Records for this exercise:
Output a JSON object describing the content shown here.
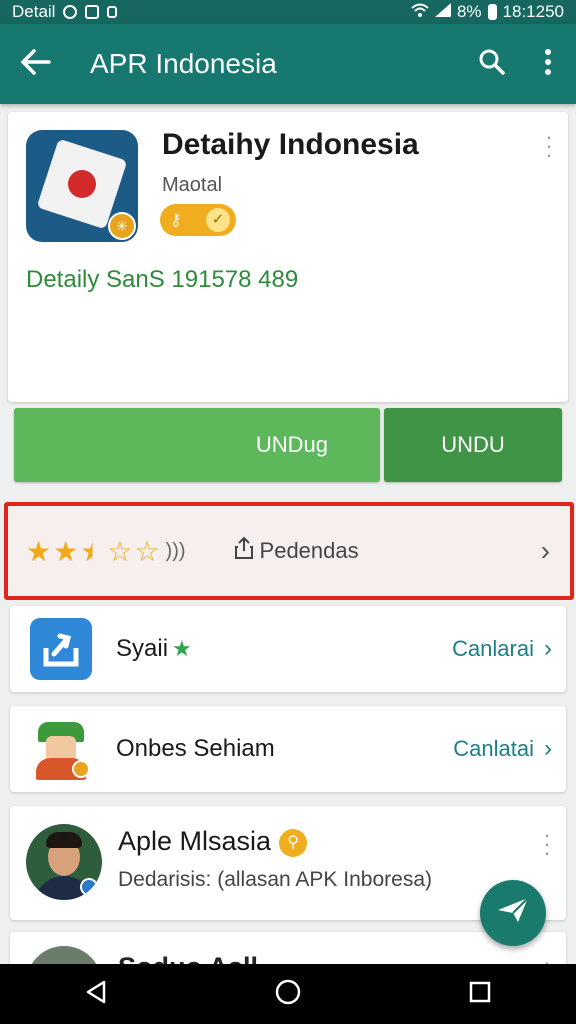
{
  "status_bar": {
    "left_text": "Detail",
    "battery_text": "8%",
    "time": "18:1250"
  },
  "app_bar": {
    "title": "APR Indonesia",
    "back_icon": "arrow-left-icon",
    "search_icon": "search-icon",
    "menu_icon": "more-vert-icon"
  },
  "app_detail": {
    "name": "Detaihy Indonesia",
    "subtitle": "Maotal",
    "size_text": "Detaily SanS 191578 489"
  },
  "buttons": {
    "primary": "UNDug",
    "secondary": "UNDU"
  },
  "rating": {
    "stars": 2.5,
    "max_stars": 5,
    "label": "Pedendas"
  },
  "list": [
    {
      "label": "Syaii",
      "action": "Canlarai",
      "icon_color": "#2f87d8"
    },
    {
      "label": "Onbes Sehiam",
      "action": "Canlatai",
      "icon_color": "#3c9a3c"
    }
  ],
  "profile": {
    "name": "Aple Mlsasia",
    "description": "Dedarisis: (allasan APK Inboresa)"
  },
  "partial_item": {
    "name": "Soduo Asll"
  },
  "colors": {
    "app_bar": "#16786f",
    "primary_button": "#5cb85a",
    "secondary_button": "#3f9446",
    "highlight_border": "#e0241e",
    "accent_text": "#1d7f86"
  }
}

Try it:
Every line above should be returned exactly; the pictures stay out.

Reply to the task:
Output a JSON object describing the content shown here.
{
  "status_bar": {
    "left_text": "Detail",
    "battery_text": "8%",
    "time": "18:1250"
  },
  "app_bar": {
    "title": "APR Indonesia",
    "back_icon": "arrow-left-icon",
    "search_icon": "search-icon",
    "menu_icon": "more-vert-icon"
  },
  "app_detail": {
    "name": "Detaihy Indonesia",
    "subtitle": "Maotal",
    "size_text": "Detaily SanS 191578 489"
  },
  "buttons": {
    "primary": "UNDug",
    "secondary": "UNDU"
  },
  "rating": {
    "stars": 2.5,
    "max_stars": 5,
    "label": "Pedendas"
  },
  "list": [
    {
      "label": "Syaii",
      "action": "Canlarai",
      "icon_color": "#2f87d8"
    },
    {
      "label": "Onbes Sehiam",
      "action": "Canlatai",
      "icon_color": "#3c9a3c"
    }
  ],
  "profile": {
    "name": "Aple Mlsasia",
    "description": "Dedarisis: (allasan APK Inboresa)"
  },
  "partial_item": {
    "name": "Soduo Asll"
  },
  "colors": {
    "app_bar": "#16786f",
    "primary_button": "#5cb85a",
    "secondary_button": "#3f9446",
    "highlight_border": "#e0241e",
    "accent_text": "#1d7f86"
  }
}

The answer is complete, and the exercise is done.